The proposed changes include the following: Read More ›
The Office of the Inspector General for the United States Department of Health and Human Services (the “OIG”) recently issued a Special Fraud Alert regarding laboratory payments to referring physicians (the “Alert”). The Alert relates to two types of compensation arrangements - Specimen Processing Arrangements and Registry Arrangements - between clinical laboratories and physicians who order clinical laboratory tests that the OIG believes present a substantial risk of fraud and abuse under the federal anti-kickback statute. Read More ›
The United States Court of Appeals for the Sixth Circuit has upheld Michigan’s tax on paid health care claims in an opinion published on August 4. The decision has very significant implications for the State of Michigan, which uses the revenues to partially fund the Medicaid program, and for employers, group health plans, and third-party administrators, which are subject to the tax. Read More ›
The Department of Health and Human Services (HHS) Office for Civil Rights (OCR) recently announced that it reached a resolution agreement with a health care system in connection with alleged violations of the Health Insurance Portability and Protection Act of 1996 (HIPAA). Pursuant to the settlement, Parkview Health System, Inc. (Parkview) agreed to adopt a corrective action plan (CAP) to address deficiencies in its compliance program and to pay $800,000.
As explained by OCR in a news release, Parkview, a covered entity under the HIPAA Privacy Rule, took custody of medical records of approximately 5,000 to 8,000 patients while assisting a retiring physician to transition patients to new providers, and while considering the purchase of some of the physician’s practice. Subsequently, Parkview employees, with notice that the physician was not at home, left 71 cardboard boxes full of medical records unattended and accessible to unauthorized persons on the driveway of the physician’s home. The physician complained, prompting the HHS investigation. Read More ›
A recent decision by the Michigan Court of Appeals holds that a health facility or agency can be sued for taking or threatening disciplinary action against an employee for reporting or intending to report malpractice by a health professional. Employers should carefully review existing policies and practices, or if necessary, adopt appropriate policies, to protect against potential wrongful termination lawsuits. Read More ›
In a recently released 26 page report the Department of Health and Human Services revealed that federal subsidies cover 76 percent of premiums for those who have signed up for coverage under the Affordable Care Act in the 36 federally administered markets. According to the Los Angeles Times, the total cost of subsidies could exceed $16.5 billion this year, which is significantly higher than the $10 billion cost that the Congressional Budget Office projected earlier this year. Read More ›

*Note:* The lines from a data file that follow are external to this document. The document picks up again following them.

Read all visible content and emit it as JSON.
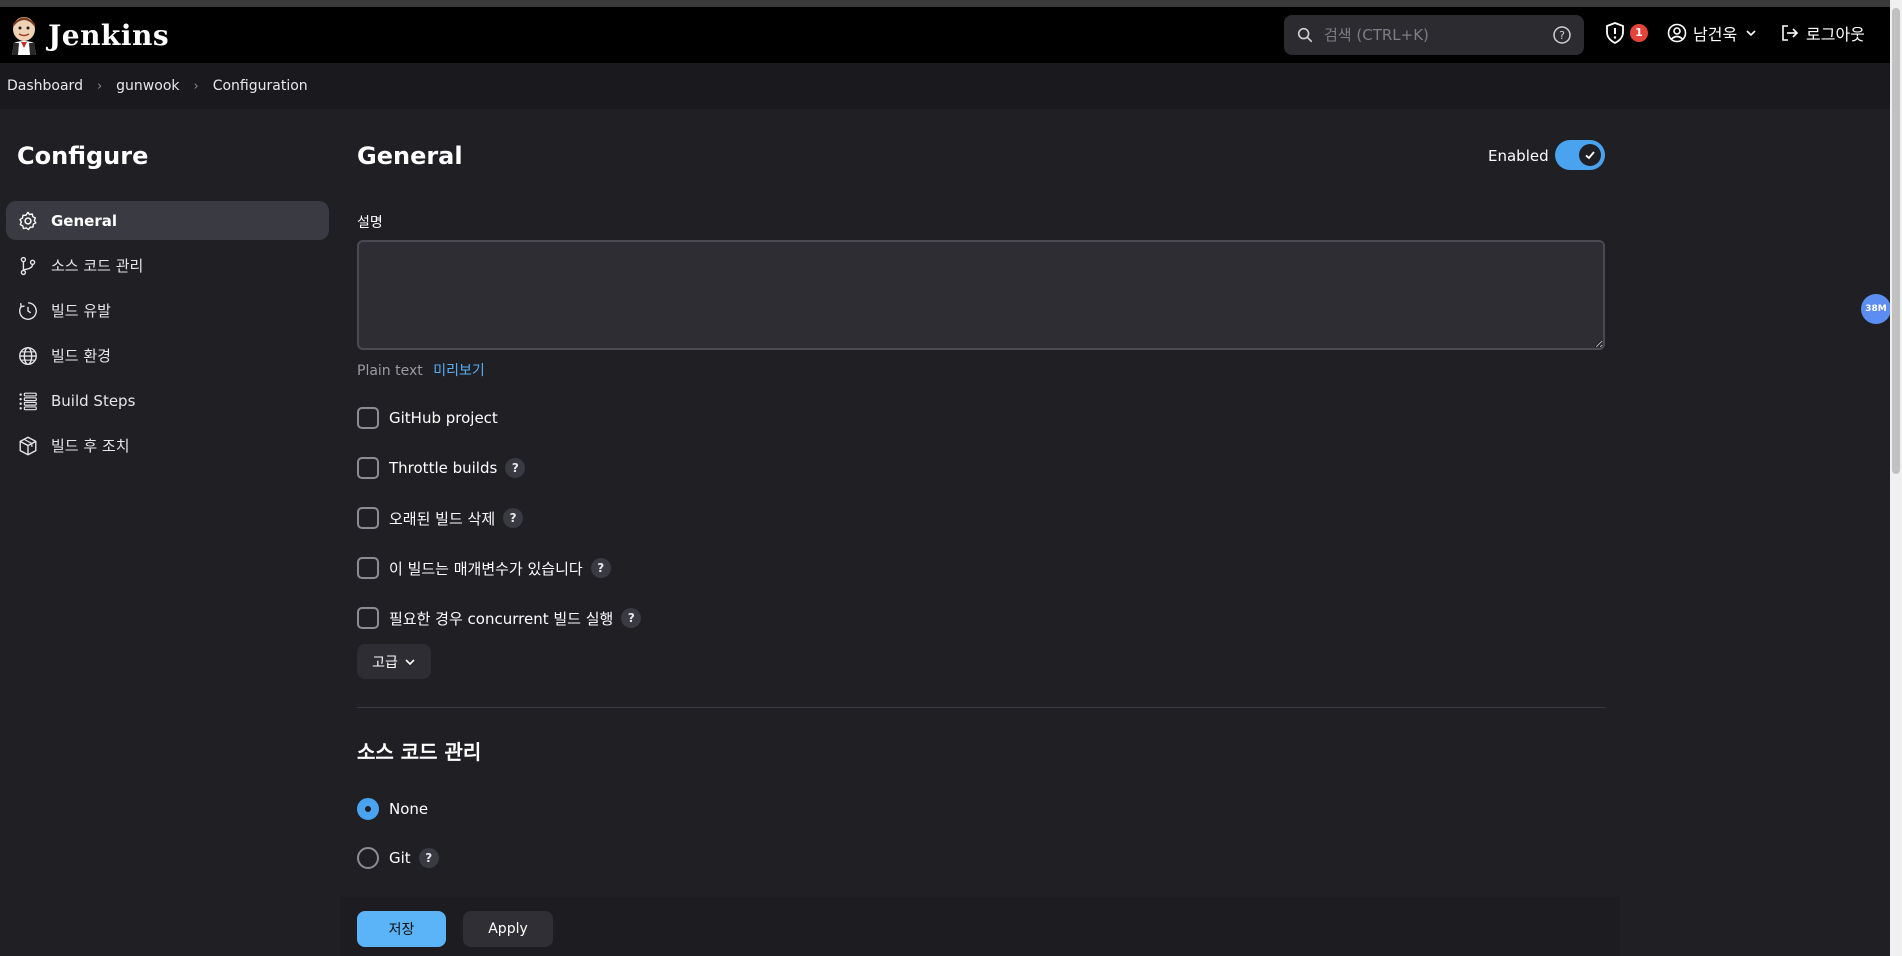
{
  "header": {
    "app_name": "Jenkins",
    "search_placeholder": "검색 (CTRL+K)",
    "security_count": "1",
    "user_name": "남건욱",
    "logout_label": "로그아웃"
  },
  "breadcrumb": {
    "items": [
      "Dashboard",
      "gunwook",
      "Configuration"
    ]
  },
  "sidebar": {
    "title": "Configure",
    "items": [
      {
        "label": "General",
        "icon": "gear-icon",
        "active": true
      },
      {
        "label": "소스 코드 관리",
        "icon": "branch-icon"
      },
      {
        "label": "빌드 유발",
        "icon": "clock-icon"
      },
      {
        "label": "빌드 환경",
        "icon": "globe-icon"
      },
      {
        "label": "Build Steps",
        "icon": "list-icon"
      },
      {
        "label": "빌드 후 조치",
        "icon": "cube-icon"
      }
    ]
  },
  "general": {
    "title": "General",
    "enabled_label": "Enabled",
    "enabled": true,
    "description_label": "설명",
    "description_value": "",
    "plain_text_label": "Plain text",
    "preview_label": "미리보기",
    "options": [
      {
        "label": "GitHub project",
        "help": false,
        "checked": false
      },
      {
        "label": "Throttle builds",
        "help": true,
        "checked": false
      },
      {
        "label": "오래된 빌드 삭제",
        "help": true,
        "checked": false
      },
      {
        "label": "이 빌드는 매개변수가 있습니다",
        "help": true,
        "checked": false
      },
      {
        "label": "필요한 경우 concurrent 빌드 실행",
        "help": true,
        "checked": false
      }
    ],
    "advanced_label": "고급",
    "help_glyph": "?"
  },
  "scm": {
    "title": "소스 코드 관리",
    "options": [
      {
        "label": "None",
        "selected": true,
        "help": false
      },
      {
        "label": "Git",
        "selected": false,
        "help": true
      }
    ]
  },
  "actions": {
    "save_label": "저장",
    "apply_label": "Apply"
  },
  "floating_badge": "38M",
  "colors": {
    "accent": "#4aa3ef",
    "background": "#1f1f24",
    "header": "#000000",
    "badge": "#e5443a"
  }
}
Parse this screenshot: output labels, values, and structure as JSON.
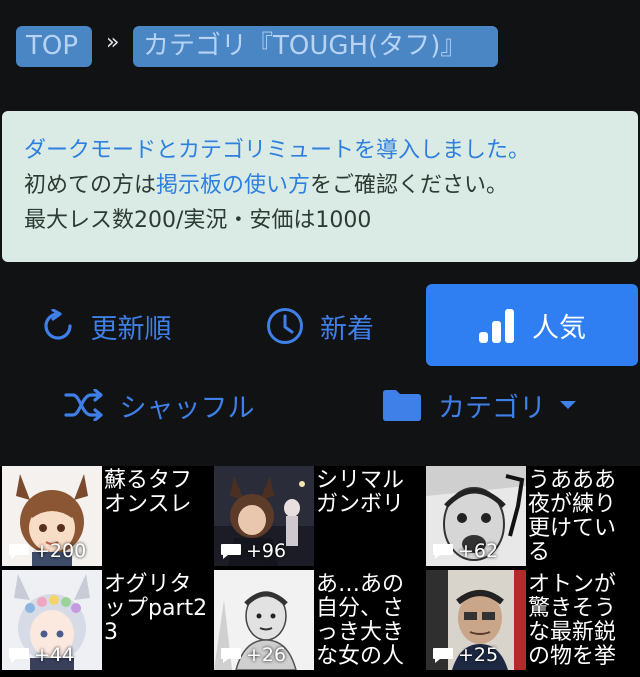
{
  "breadcrumb": {
    "top": "TOP",
    "separator": "»",
    "category": "カテゴリ『TOUGH(タフ)』"
  },
  "notice": {
    "line1": "ダークモードとカテゴリミュートを導入しました。",
    "line2_prefix": "初めての方は",
    "line2_link": "掲示板の使い方",
    "line2_suffix": "をご確認ください。",
    "line3": "最大レス数200/実況・安価は1000"
  },
  "sort": {
    "update_label": "更新順",
    "new_label": "新着",
    "popular_label": "人気",
    "shuffle_label": "シャッフル",
    "category_label": "カテゴリ",
    "active": "popular"
  },
  "threads": [
    {
      "title": "蘇るタフオンスレ",
      "count": "+200",
      "thumb": "horse-girl-brown"
    },
    {
      "title": "シリマルガンボリ",
      "count": "+96",
      "thumb": "horse-girl-dark"
    },
    {
      "title": "うあああ夜が練り更けている",
      "count": "+62",
      "thumb": "manga-face-shout"
    },
    {
      "title": "オグリタップpart23",
      "count": "+44",
      "thumb": "horse-girl-white"
    },
    {
      "title": "あ…あの自分、さっき大きな女の人",
      "count": "+26",
      "thumb": "manga-man-sketch"
    },
    {
      "title": "オトンが驚きそうな最新鋭の物を挙",
      "count": "+25",
      "thumb": "manga-comic-cover"
    }
  ],
  "colors": {
    "accent": "#2f7ff2",
    "crumb_bg": "#4a85c4",
    "notice_bg": "#d9ebe4",
    "background": "#111214"
  }
}
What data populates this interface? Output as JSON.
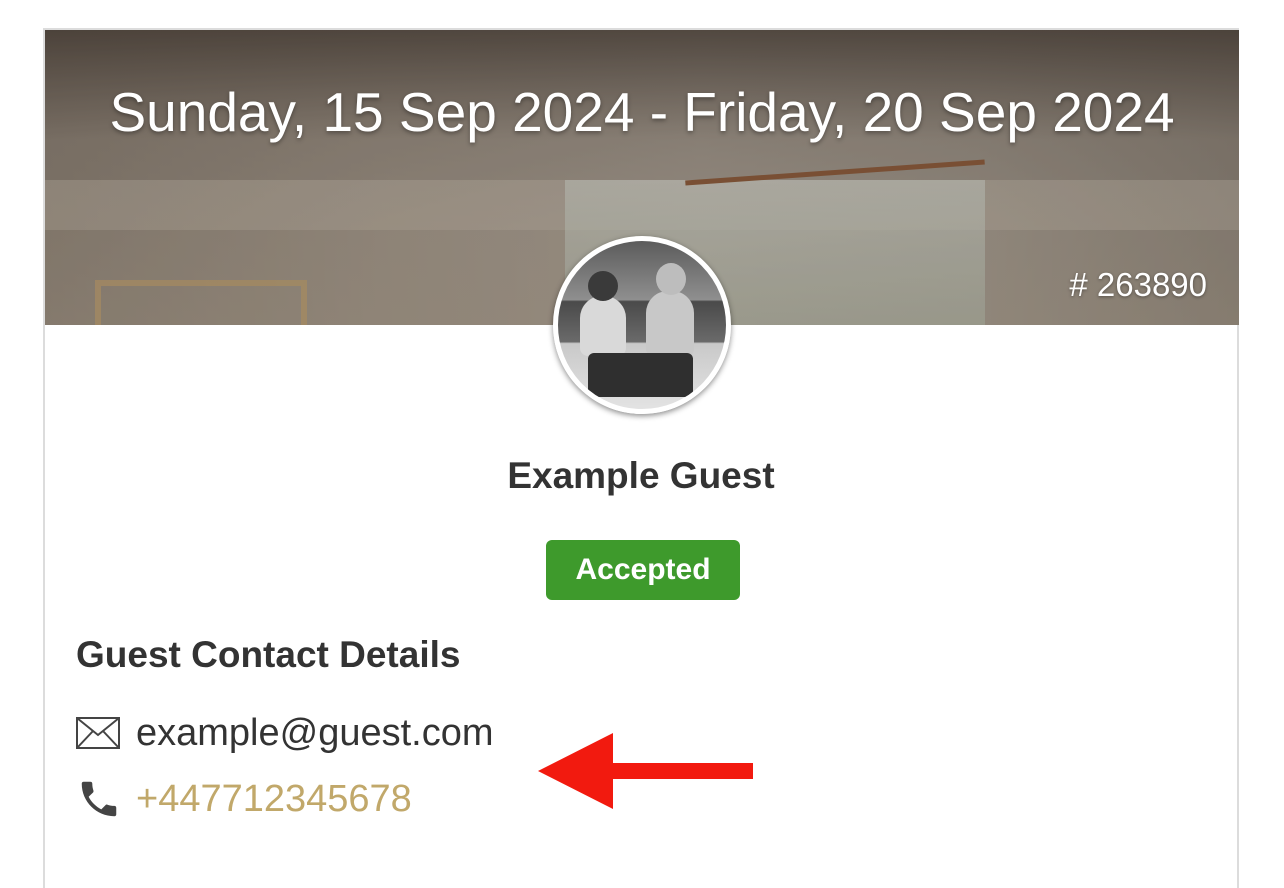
{
  "header": {
    "date_range": "Sunday, 15 Sep 2024 - Friday, 20 Sep 2024",
    "booking_number": "# 263890"
  },
  "guest": {
    "name": "Example Guest",
    "status": "Accepted"
  },
  "contact": {
    "section_title": "Guest Contact Details",
    "email": "example@guest.com",
    "phone": "+447712345678"
  },
  "icons": {
    "email": "envelope-icon",
    "phone": "phone-icon",
    "annotation": "red-arrow"
  },
  "colors": {
    "status_badge": "#3e9a2c",
    "phone_link": "#c1a86a",
    "annotation_arrow": "#f21a0f"
  }
}
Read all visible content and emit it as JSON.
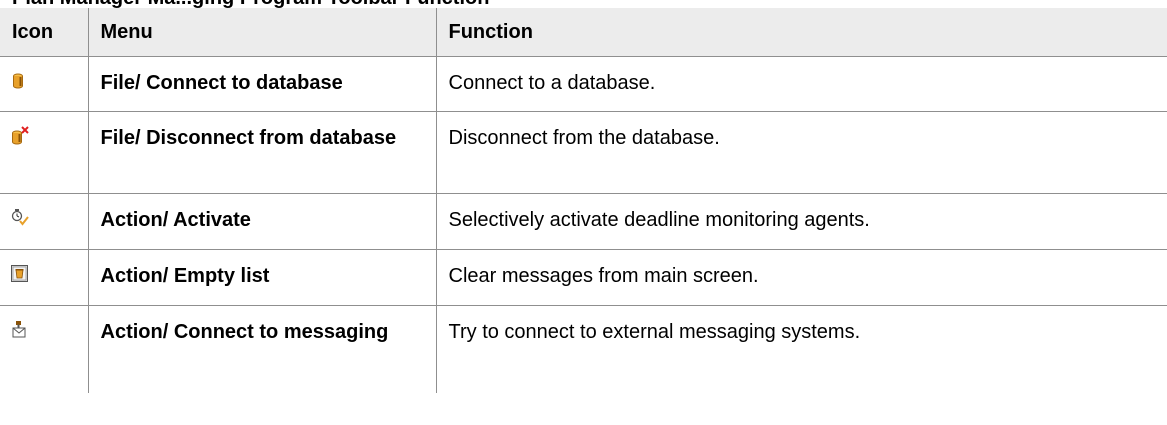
{
  "heading": "Plan Manager Ma...ging Program Toolbar Function",
  "table": {
    "headers": {
      "icon": "Icon",
      "menu": "Menu",
      "function": "Function"
    },
    "rows": [
      {
        "icon": "database-connect-icon",
        "menu": "File/ Connect to database",
        "function": "Connect to a database."
      },
      {
        "icon": "database-disconnect-icon",
        "menu": "File/ Disconnect from database",
        "function": "Disconnect from the database."
      },
      {
        "icon": "activate-agent-icon",
        "menu": "Action/ Activate",
        "function": "Selectively activate deadline monitoring agents."
      },
      {
        "icon": "empty-list-icon",
        "menu": "Action/ Empty list",
        "function": "Clear messages from main screen."
      },
      {
        "icon": "connect-messaging-icon",
        "menu": "Action/ Connect to messaging",
        "function": "Try to connect to external messaging systems."
      }
    ]
  },
  "colors": {
    "header_bg": "#ececec",
    "border": "#8f8f8f",
    "db_orange": "#e8a12b",
    "red_x": "#e02020"
  }
}
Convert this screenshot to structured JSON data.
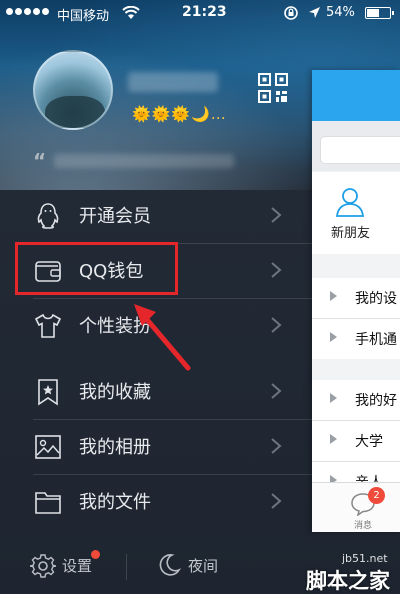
{
  "status_bar": {
    "carrier": "中国移动",
    "time": "21:23",
    "battery_percent": "54%"
  },
  "profile": {
    "level_icons": "🌞🌞🌞🌙…",
    "signature_quote_mark": "“"
  },
  "menu": {
    "items": [
      {
        "label": "开通会员",
        "icon": "penguin-icon"
      },
      {
        "label": "QQ钱包",
        "icon": "wallet-icon"
      },
      {
        "label": "个性装扮",
        "icon": "tshirt-icon"
      },
      {
        "label": "我的收藏",
        "icon": "bookmark-star-icon"
      },
      {
        "label": "我的相册",
        "icon": "photo-icon"
      },
      {
        "label": "我的文件",
        "icon": "folder-icon"
      }
    ]
  },
  "bottom_bar": {
    "settings_label": "设置",
    "night_label": "夜间"
  },
  "main_panel": {
    "new_friend_label": "新朋友",
    "groups": [
      "我的设",
      "手机通",
      "我的好",
      "大学",
      "亲人"
    ],
    "tab_message_label": "消息",
    "tab_message_badge": "2"
  },
  "watermark": {
    "site": "jb51.net",
    "name": "脚本之家"
  },
  "colors": {
    "highlight_box": "#e5262b",
    "header_blue": "#2aa5ee",
    "badge_red": "#f04a3b"
  }
}
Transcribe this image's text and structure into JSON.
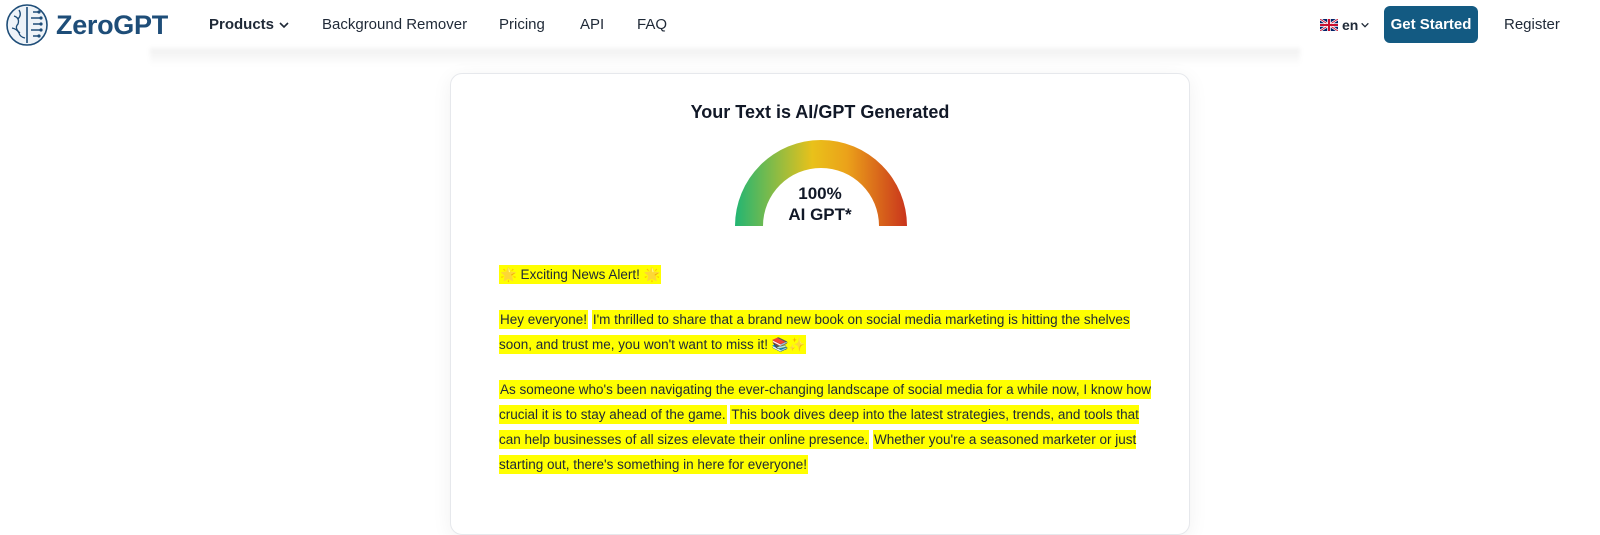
{
  "header": {
    "logo_text": "ZeroGPT",
    "nav": [
      {
        "label": "Products",
        "has_dropdown": true
      },
      {
        "label": "Background Remover"
      },
      {
        "label": "Pricing"
      },
      {
        "label": "API"
      },
      {
        "label": "FAQ"
      }
    ],
    "language": "en",
    "get_started_label": "Get Started",
    "register_label": "Register"
  },
  "result": {
    "title": "Your Text is AI/GPT Generated",
    "score": "100%",
    "score_label": "AI GPT*",
    "gauge_percent": 100,
    "paragraphs": [
      {
        "segments": [
          {
            "text": "🌟 Exciting News Alert! 🌟",
            "highlighted": true
          }
        ]
      },
      {
        "segments": [
          {
            "text": "Hey everyone!",
            "highlighted": true
          },
          {
            "text": " ",
            "highlighted": false
          },
          {
            "text": "I'm thrilled to share that a brand new book on social media marketing is hitting the shelves soon, and trust me, you won't want to miss it! 📚✨",
            "highlighted": true
          }
        ]
      },
      {
        "segments": [
          {
            "text": "As someone who's been navigating the ever-changing landscape of social media for a while now, I know how crucial it is to stay ahead of the game.",
            "highlighted": true
          },
          {
            "text": " ",
            "highlighted": false
          },
          {
            "text": "This book dives deep into the latest strategies, trends, and tools that can help businesses of all sizes elevate their online presence.",
            "highlighted": true
          },
          {
            "text": " ",
            "highlighted": false
          },
          {
            "text": "Whether you're a seasoned marketer or just starting out, there's something in here for everyone!",
            "highlighted": true
          }
        ]
      }
    ]
  },
  "colors": {
    "brand": "#1e4d78",
    "button": "#135a82",
    "highlight": "#ffff00",
    "gauge_low": "#22b573",
    "gauge_mid": "#f2c10f",
    "gauge_high": "#c9341c"
  },
  "icons": [
    "brain-logo-icon",
    "chevron-down-icon",
    "uk-flag-icon"
  ]
}
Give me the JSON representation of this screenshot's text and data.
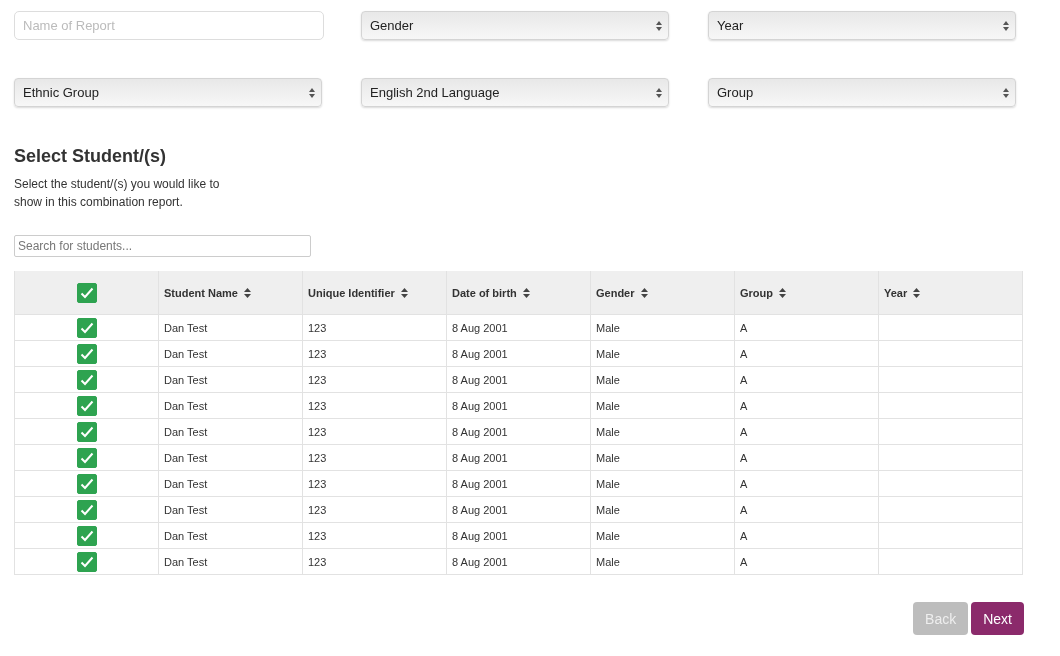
{
  "filters": [
    {
      "kind": "input",
      "placeholder": "Name of Report"
    },
    {
      "kind": "select",
      "value": "Gender"
    },
    {
      "kind": "select",
      "value": "Year"
    },
    {
      "kind": "select",
      "value": "Ethnic Group"
    },
    {
      "kind": "select",
      "value": "English 2nd Language"
    },
    {
      "kind": "select",
      "value": "Group"
    }
  ],
  "section": {
    "title": "Select Student/(s)",
    "description": "Select the student/(s) you would like to show in this combination report."
  },
  "search": {
    "placeholder": "Search for students..."
  },
  "table": {
    "select_all": {
      "checked": true
    },
    "columns": [
      "Student Name",
      "Unique Identifier",
      "Date of birth",
      "Gender",
      "Group",
      "Year"
    ],
    "rows": [
      {
        "checked": true,
        "cells": [
          "Dan Test",
          "123",
          "8 Aug 2001",
          "Male",
          "A"
        ]
      },
      {
        "checked": true,
        "cells": [
          "Dan Test",
          "123",
          "8 Aug 2001",
          "Male",
          "A"
        ]
      },
      {
        "checked": true,
        "cells": [
          "Dan Test",
          "123",
          "8 Aug 2001",
          "Male",
          "A"
        ]
      },
      {
        "checked": true,
        "cells": [
          "Dan Test",
          "123",
          "8 Aug 2001",
          "Male",
          "A"
        ]
      },
      {
        "checked": true,
        "cells": [
          "Dan Test",
          "123",
          "8 Aug 2001",
          "Male",
          "A"
        ]
      },
      {
        "checked": true,
        "cells": [
          "Dan Test",
          "123",
          "8 Aug 2001",
          "Male",
          "A"
        ]
      },
      {
        "checked": true,
        "cells": [
          "Dan Test",
          "123",
          "8 Aug 2001",
          "Male",
          "A"
        ]
      },
      {
        "checked": true,
        "cells": [
          "Dan Test",
          "123",
          "8 Aug 2001",
          "Male",
          "A"
        ]
      },
      {
        "checked": true,
        "cells": [
          "Dan Test",
          "123",
          "8 Aug 2001",
          "Male",
          "A"
        ]
      },
      {
        "checked": true,
        "cells": [
          "Dan Test",
          "123",
          "8 Aug 2001",
          "Male",
          "A"
        ]
      }
    ]
  },
  "buttons": [
    {
      "label": "Back",
      "disabled": true
    },
    {
      "label": "Next",
      "disabled": false
    }
  ]
}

Due to regulatory and reimbursement constraints, health care providers are increasingly merging, affiliating, and acquiring other health care entities. In these transactions, the Medicare providers must identify whether a Medicare change of ownership (“CHOW”) will occur. Although it may appear, from a business standpoint, that a change of ownership will occur, the transaction may not necessarily be considered a CHOW for Medicare. Essentially, if the person or entity with ultimate responsibility for the provider changes, typically there will be a Medicare CHOW. Sometimes, but not always, this will be indicated by whether there has been a change in the taxpayer identification number.
CHOWs impact the Medicare provider agreement involved in the sale. Unless the buyer takes steps to affirmatively reject the seller's provider agreement, in a Medicare CHOW, the seller's provider agreement is automatically assigned to the buyer. This provides billing advantages for the buyer without having to enroll as a new Medicare provider, go through the initial enrollment process, and be re-surveyed or re-accredited, which takes several months. Read More ›